The Shorter Catechism (Q. 35) gives a lucid definition: “Sanctification is the work of God’s free grace, whereby we are renewed in the whole man after the image of God, and are enabled more and more to die unto sin, and live unto righteousness” (see Westminster Confession of Faith, chap. 13). Sanctification is a work of grace that is gradual and progressive. It relates to the conflict with and the victory over indwelling sin. There is a dying more and more unto sin and a living more and more unto righteousness.
Sanctification and justification differ in the following:
1. Their nature. Justification is a relative change in state; sanctification is a real change of the whole man.
2. Their order. Justification precedes sanctification, for imputed righteousness precedes implanted and inherent holiness.
3. Their matter. The matter of justification is the righteousness of Christ imputed. The matter of sanctification is an inherent righteousness communicated.
4. Their form. Justification is a judicial act by which the sinner is pronounced righteous. Sanctification is a moral act, or rather a series of acts, by which a change is effected in the qualities of the soul.
5. Their properties. Justification is perfect at first and is equal in all believers. Sanctification is imperfect at first and exists in different degrees of advancement in different individuals.
6. In justification we receive a title to heaven. Sanctification gives us a capacity of enjoying it.
Hebrews 12:23 speaks of the spirits of just men made perfect. As just men they went to heaven. There they were made perfect. So we see sanctification is completed at death. Christ is at the heart of sanctification. In Galatians 2:20 we see this clearly:
“…the life which I now live I live I live by faith in the Son of God.”
And Paul says the same thing in Romans 6 when he says we are to present our bodies as instruments of righteousness, according to our position in Christ.
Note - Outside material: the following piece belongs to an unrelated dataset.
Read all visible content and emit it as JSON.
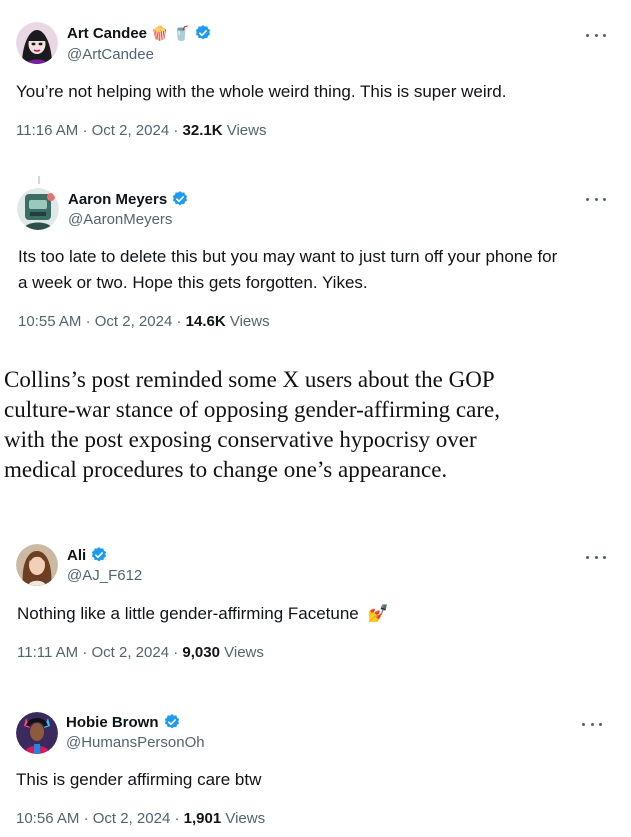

It is when we are able to understand this, and live in Christ, that true holy and sanctified living is possible.